Lonely Planet, well-known for publishing about 100 travel guides covering much of the world, has just issued its first edition of "Britain: Travel Survival Kit."
The 1,210-page guide is packed with more than 200 maps and details on where to stay, what to see, how to get around, historical background, suggestions for dining and a section on London titled "Tourist Traps." It's the kind of detailed information that's invaluable to an independent traveler.
The candidness that the authors inject into Lonely Planet guides is one of the features that travelers say they like most about them. For example, in writing about Buckingham Palace, the authors state: "The interiors range from bad kitsch to tasteless opulence . . . Basically, there are many great houses in Britain that are both considerably more beautiful and much more interesting."
But statements such as these irritate local tourism operators, according to British media.

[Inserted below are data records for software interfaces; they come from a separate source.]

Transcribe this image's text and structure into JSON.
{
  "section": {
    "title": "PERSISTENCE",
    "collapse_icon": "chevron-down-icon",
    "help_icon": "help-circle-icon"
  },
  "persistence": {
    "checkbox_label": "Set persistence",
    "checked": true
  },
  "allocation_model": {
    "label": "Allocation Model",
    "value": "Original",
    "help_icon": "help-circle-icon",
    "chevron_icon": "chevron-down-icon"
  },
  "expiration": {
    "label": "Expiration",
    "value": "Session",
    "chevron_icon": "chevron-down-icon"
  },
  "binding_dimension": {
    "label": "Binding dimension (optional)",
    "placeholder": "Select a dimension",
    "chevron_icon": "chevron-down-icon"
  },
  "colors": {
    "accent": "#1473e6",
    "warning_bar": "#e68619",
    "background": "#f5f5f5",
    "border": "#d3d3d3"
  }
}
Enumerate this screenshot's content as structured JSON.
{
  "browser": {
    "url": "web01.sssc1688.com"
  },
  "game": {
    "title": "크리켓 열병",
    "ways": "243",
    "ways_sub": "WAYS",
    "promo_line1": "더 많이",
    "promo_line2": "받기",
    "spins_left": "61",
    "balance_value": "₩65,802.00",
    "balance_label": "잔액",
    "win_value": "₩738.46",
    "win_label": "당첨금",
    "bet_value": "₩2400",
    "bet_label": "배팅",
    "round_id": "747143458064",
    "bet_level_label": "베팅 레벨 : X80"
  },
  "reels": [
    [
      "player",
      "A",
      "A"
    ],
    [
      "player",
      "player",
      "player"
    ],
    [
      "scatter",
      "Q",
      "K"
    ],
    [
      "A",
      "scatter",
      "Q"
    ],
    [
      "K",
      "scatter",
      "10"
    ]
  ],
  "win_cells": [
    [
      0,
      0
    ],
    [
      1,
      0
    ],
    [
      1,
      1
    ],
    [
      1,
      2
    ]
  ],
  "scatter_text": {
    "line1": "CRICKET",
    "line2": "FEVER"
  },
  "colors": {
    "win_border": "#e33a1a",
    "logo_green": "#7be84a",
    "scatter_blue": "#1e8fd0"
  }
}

All the fuss, of course, is good for generating publicity when launching a new book. People tend to believe that if an author is not afraid to be harsh, he or she must be giving helpful information. If your budget is really tight, that's the kind of information you might really appreciate.
"Britain: Travel Survival Kit" by Richard Everist, Bryn Thomas and Tony Wheeler, is available in retail bookstores for $24.95.
A new resort-style hostel has opened in the Orlando area, less than five miles from Walt Disney World. This will be especially helpful for solo travelers who want to stop in this popular area of central Florida, but don't have someone to split the cost of hotel and motel rooms with.
The Hostelling International Orlando Resort is in a former motel on a two-acre lot on the shore of Lake Cecile. In addition to regular hostel facilities, such as a kitchen, laundry and common areas, this hostel has air conditioning, a swimming pool, barbecue and volleyball court. Paddle boats are available on the lake.
As many as 200 guests can be accommodated in dormitory rooms with four to six beds and in a limited number of family and couples rooms. All the rooms have private bathrooms.
Guests who are members of Hostelling International are charged $12-$14 per night. Non-members are charged an additional $3 per night guest fee.
The hostel is at 4840 W. Irlo Bronson Memorial Highway, Kissimmee, FL 34746; telephone (407) 396-8282. Call the hostel for information on how to reach it by local transportation. The staff has made special arrangements with local taxi services for set fees from rail and bus drop-off points.
The hostel is well situated for visits to the numerous local tourist attractions, and it has an information desk that can help with details on what to see and how to get there.
For example, a shuttle service is available from the hostel to Walt Disney World for $9 round trip, and to Universal Studios for $19. It's also possible to book tours to the Kennedy Space Center, which is less than an hour from the hotel. For $39, you get return transportation and a tour.
You can reserve a bed at the hostel, using a credit card for a deposit, directly, or by calling (800) 444-6111.
There's no getting around it, the theme parks are expensive. But there are a couple of ways to stretch your dollars. One is to buy a two-day pass to a theme park. These are just slightly more than a one-day pass. For example, a one-day adult pass to Sea World costs $39.95; a two-day pass for an adult is $40.05.
Another idea is to use discount coupons that can be found through the Kissimmee-St. Cloud Convention and Visitors Bureau's Vacation Guide. It has 100 coupons for year-round discounts at parks such as Universal Studios Florida, Sea World of Florida and Water Mania. The guide also offers accommodation listings. (There are 130 hotel and motels, and 28 campgrounds in the Kissimmee-St. Cloud area.) Free copies are available by calling (800) 526-5477.